▸ **Work item**
Repeat the data in full. Drop every picture.
▼▼▼
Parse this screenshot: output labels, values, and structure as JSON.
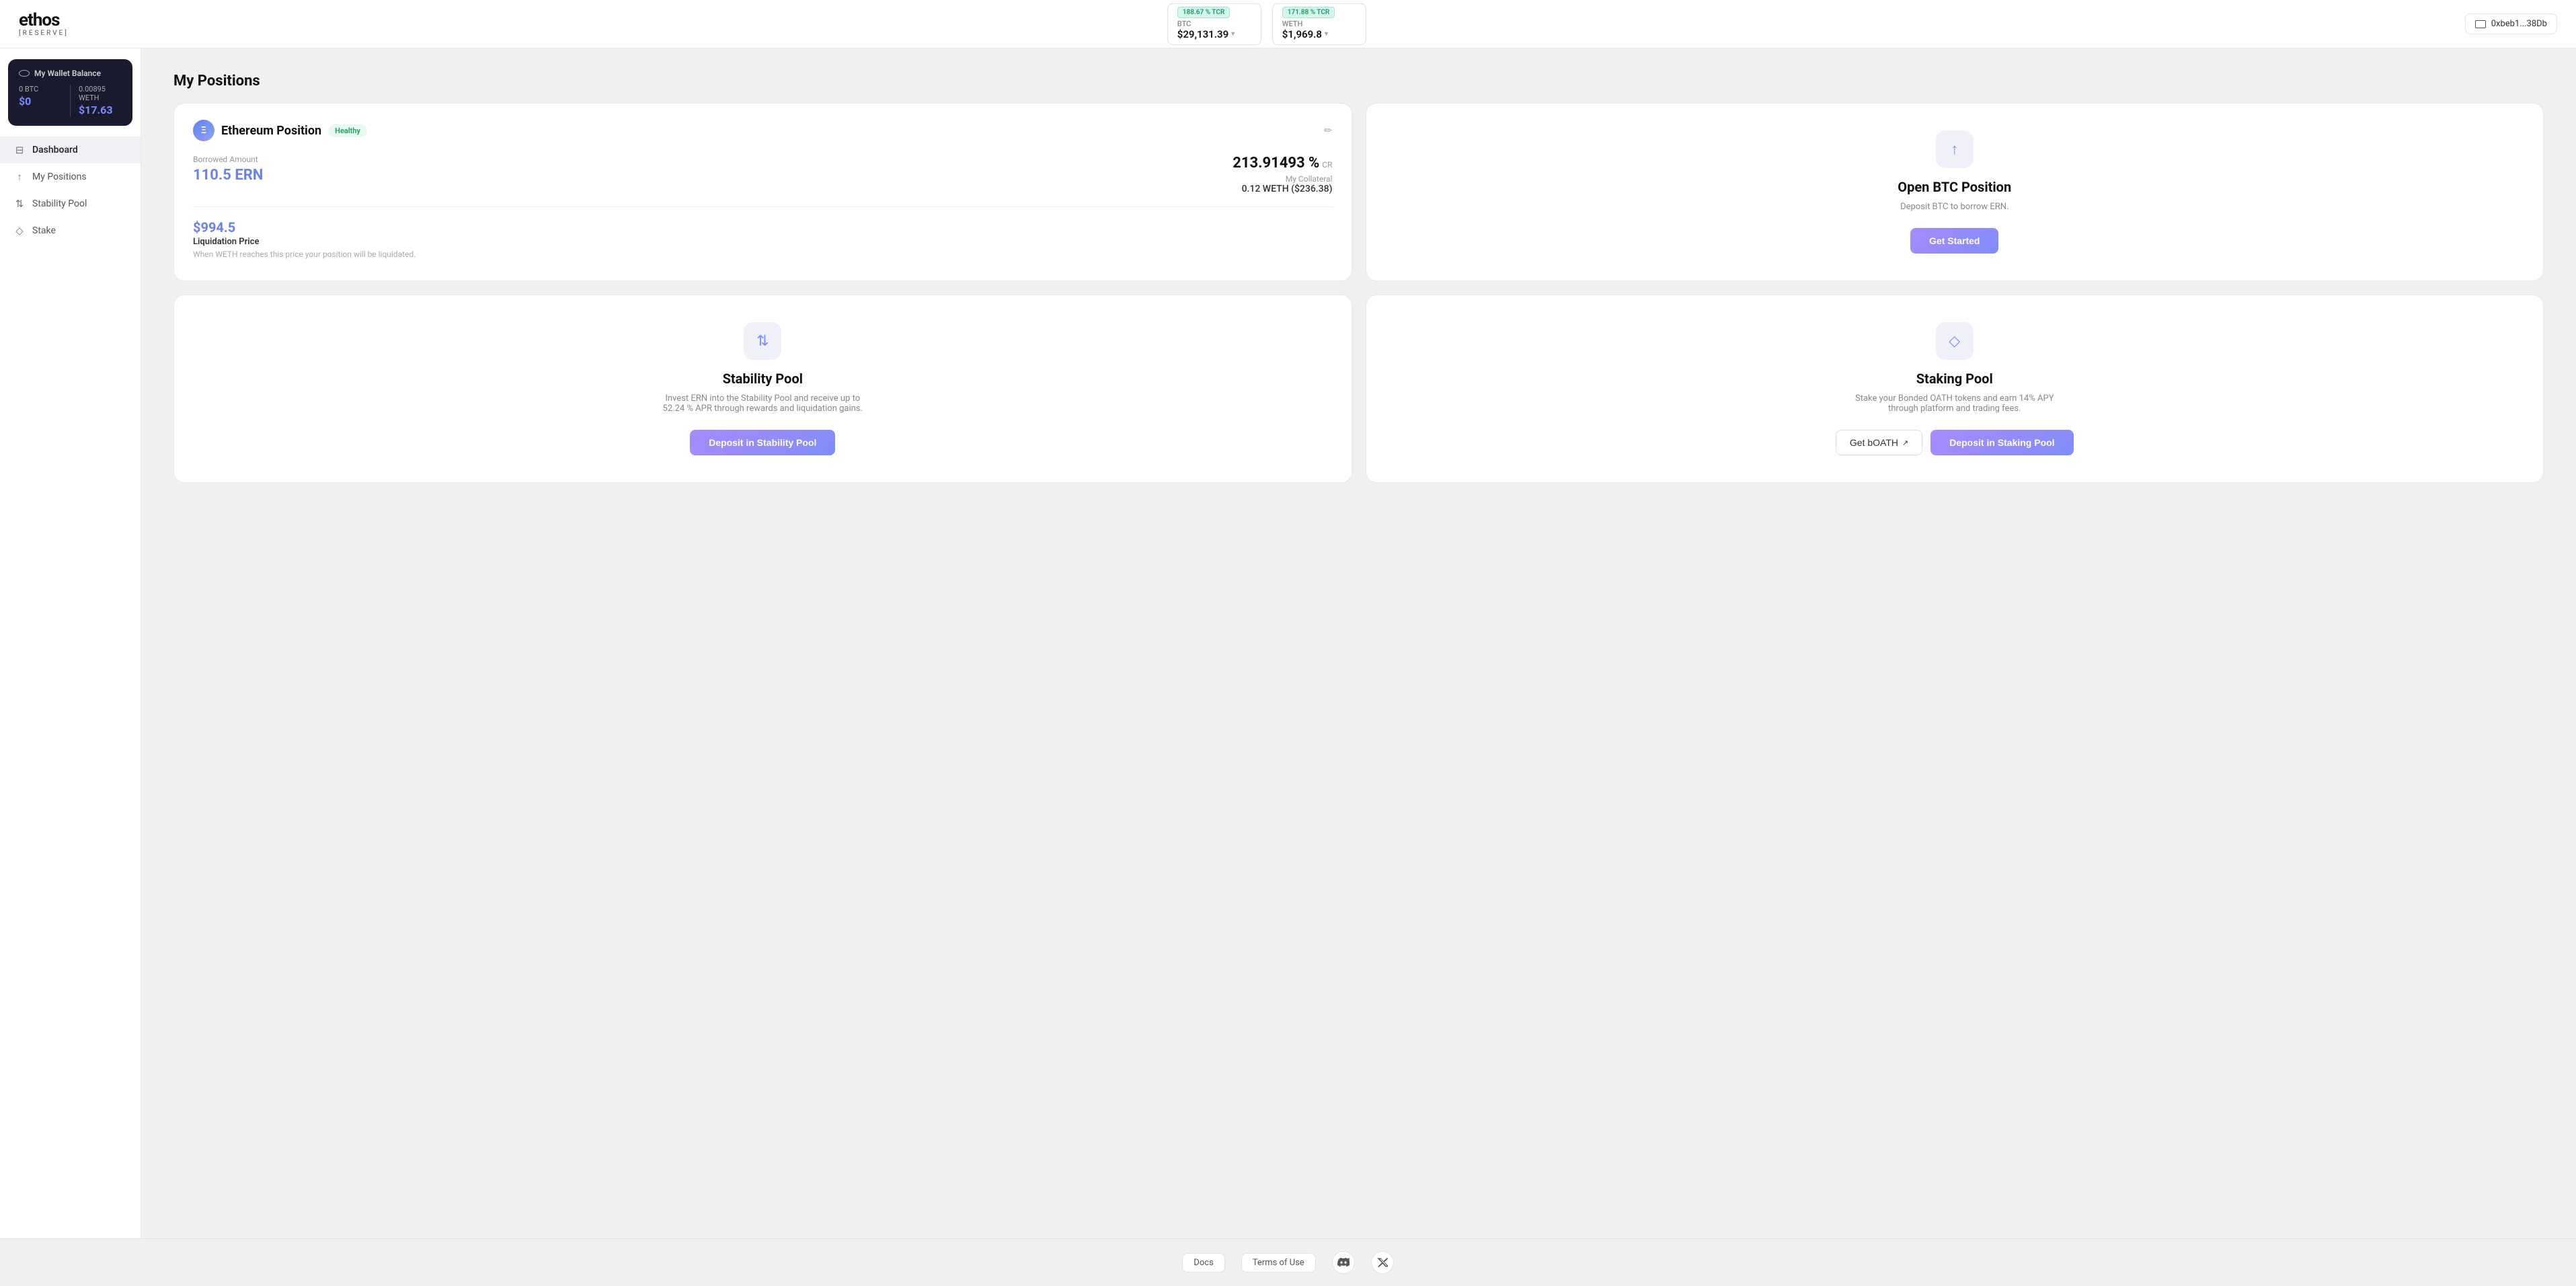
{
  "logo": {
    "title": "ethos",
    "subtitle": "[RESERVE]"
  },
  "nav": {
    "btc": {
      "tcr": "188.67 % TCR",
      "label": "BTC",
      "price": "$29,131.39"
    },
    "weth": {
      "tcr": "171.88 % TCR",
      "label": "WETH",
      "price": "$1,969.8"
    },
    "wallet": {
      "address": "0xbeb1...38Db"
    }
  },
  "sidebar": {
    "wallet_balance_label": "My Wallet Balance",
    "btc_amount": "0 BTC",
    "btc_usd": "$0",
    "weth_amount": "0.00895 WETH",
    "weth_usd": "$17.63",
    "nav_items": [
      {
        "id": "dashboard",
        "label": "Dashboard",
        "icon": "⊟"
      },
      {
        "id": "my-positions",
        "label": "My Positions",
        "icon": "↑"
      },
      {
        "id": "stability-pool",
        "label": "Stability Pool",
        "icon": "↕"
      },
      {
        "id": "stake",
        "label": "Stake",
        "icon": "◇"
      }
    ]
  },
  "main": {
    "section_title": "My Positions",
    "ethereum_position": {
      "title": "Ethereum Position",
      "status": "Healthy",
      "borrowed_label": "Borrowed Amount",
      "borrowed_amount": "110.5 ERN",
      "cr_value": "213.91493 %",
      "cr_label": "CR",
      "collateral_label": "My Collateral",
      "collateral_value": "0.12 WETH ($236.38)",
      "liquidation_price": "$994.5",
      "liquidation_label": "Liquidation Price",
      "liquidation_desc": "When WETH reaches this price your position will be liquidated."
    },
    "open_btc": {
      "title": "Open BTC Position",
      "desc": "Deposit BTC to borrow ERN.",
      "button_label": "Get Started"
    },
    "stability_pool": {
      "title": "Stability Pool",
      "desc": "Invest ERN into the Stability Pool and receive up to 52.24 % APR through rewards and liquidation gains.",
      "button_label": "Deposit in Stability Pool"
    },
    "staking_pool": {
      "title": "Staking Pool",
      "desc": "Stake your Bonded OATH tokens and earn 14% APY through platform and trading fees.",
      "button_get_boath": "Get bOATH",
      "button_deposit": "Deposit in Staking Pool"
    }
  },
  "footer": {
    "docs_label": "Docs",
    "terms_label": "Terms of Use",
    "discord_icon": "discord",
    "twitter_icon": "twitter"
  }
}
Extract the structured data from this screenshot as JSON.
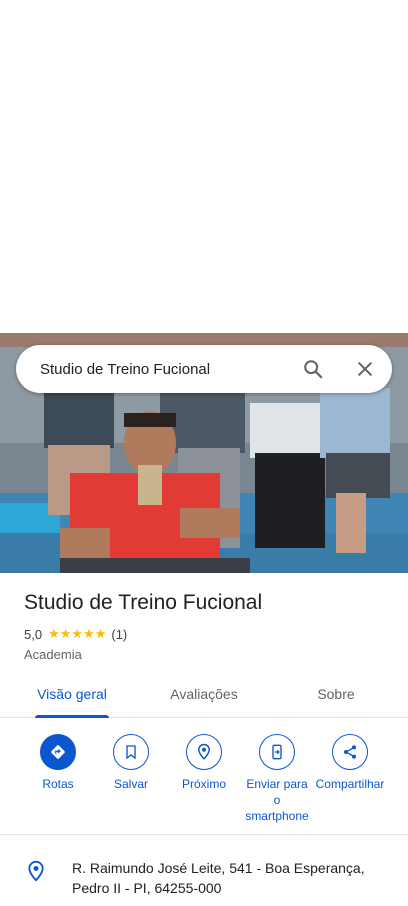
{
  "search": {
    "value": "Studio de Treino Fucional"
  },
  "place": {
    "name": "Studio de Treino Fucional",
    "rating": "5,0",
    "stars": "★★★★★",
    "review_count": "(1)",
    "category": "Academia",
    "address": "R. Raimundo José Leite, 541 - Boa Esperança, Pedro II - PI, 64255-000"
  },
  "tabs": [
    {
      "label": "Visão geral",
      "active": true
    },
    {
      "label": "Avaliações",
      "active": false
    },
    {
      "label": "Sobre",
      "active": false
    }
  ],
  "actions": [
    {
      "label": "Rotas",
      "icon": "directions-icon"
    },
    {
      "label": "Salvar",
      "icon": "bookmark-icon"
    },
    {
      "label": "Próximo",
      "icon": "nearby-icon"
    },
    {
      "label": "Enviar para o smartphone",
      "icon": "send-to-phone-icon"
    },
    {
      "label": "Compartilhar",
      "icon": "share-icon"
    }
  ],
  "colors": {
    "accent": "#0b57d0",
    "star": "#fbbc04",
    "text": "#202124",
    "secondary_text": "#5f6368"
  }
}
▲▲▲
▸ **Finished task**
Parse this screenshot: output labels, values, and structure as JSON.
{
  "logo": {
    "title": "ethos",
    "subtitle": "[RESERVE]"
  },
  "nav": {
    "btc": {
      "tcr": "188.67 % TCR",
      "label": "BTC",
      "price": "$29,131.39"
    },
    "weth": {
      "tcr": "171.88 % TCR",
      "label": "WETH",
      "price": "$1,969.8"
    },
    "wallet": {
      "address": "0xbeb1...38Db"
    }
  },
  "sidebar": {
    "wallet_balance_label": "My Wallet Balance",
    "btc_amount": "0 BTC",
    "btc_usd": "$0",
    "weth_amount": "0.00895 WETH",
    "weth_usd": "$17.63",
    "nav_items": [
      {
        "id": "dashboard",
        "label": "Dashboard",
        "icon": "⊟"
      },
      {
        "id": "my-positions",
        "label": "My Positions",
        "icon": "↑"
      },
      {
        "id": "stability-pool",
        "label": "Stability Pool",
        "icon": "↕"
      },
      {
        "id": "stake",
        "label": "Stake",
        "icon": "◇"
      }
    ]
  },
  "main": {
    "section_title": "My Positions",
    "ethereum_position": {
      "title": "Ethereum Position",
      "status": "Healthy",
      "borrowed_label": "Borrowed Amount",
      "borrowed_amount": "110.5 ERN",
      "cr_value": "213.91493 %",
      "cr_label": "CR",
      "collateral_label": "My Collateral",
      "collateral_value": "0.12 WETH ($236.38)",
      "liquidation_price": "$994.5",
      "liquidation_label": "Liquidation Price",
      "liquidation_desc": "When WETH reaches this price your position will be liquidated."
    },
    "open_btc": {
      "title": "Open BTC Position",
      "desc": "Deposit BTC to borrow ERN.",
      "button_label": "Get Started"
    },
    "stability_pool": {
      "title": "Stability Pool",
      "desc": "Invest ERN into the Stability Pool and receive up to 52.24 % APR through rewards and liquidation gains.",
      "button_label": "Deposit in Stability Pool"
    },
    "staking_pool": {
      "title": "Staking Pool",
      "desc": "Stake your Bonded OATH tokens and earn 14% APY through platform and trading fees.",
      "button_get_boath": "Get bOATH",
      "button_deposit": "Deposit in Staking Pool"
    }
  },
  "footer": {
    "docs_label": "Docs",
    "terms_label": "Terms of Use",
    "discord_icon": "discord",
    "twitter_icon": "twitter"
  }
}
Extract the structured data from this screenshot as JSON.
{
  "search": {
    "value": "Studio de Treino Fucional"
  },
  "place": {
    "name": "Studio de Treino Fucional",
    "rating": "5,0",
    "stars": "★★★★★",
    "review_count": "(1)",
    "category": "Academia",
    "address": "R. Raimundo José Leite, 541 - Boa Esperança, Pedro II - PI, 64255-000"
  },
  "tabs": [
    {
      "label": "Visão geral",
      "active": true
    },
    {
      "label": "Avaliações",
      "active": false
    },
    {
      "label": "Sobre",
      "active": false
    }
  ],
  "actions": [
    {
      "label": "Rotas",
      "icon": "directions-icon"
    },
    {
      "label": "Salvar",
      "icon": "bookmark-icon"
    },
    {
      "label": "Próximo",
      "icon": "nearby-icon"
    },
    {
      "label": "Enviar para o smartphone",
      "icon": "send-to-phone-icon"
    },
    {
      "label": "Compartilhar",
      "icon": "share-icon"
    }
  ],
  "colors": {
    "accent": "#0b57d0",
    "star": "#fbbc04",
    "text": "#202124",
    "secondary_text": "#5f6368"
  }
}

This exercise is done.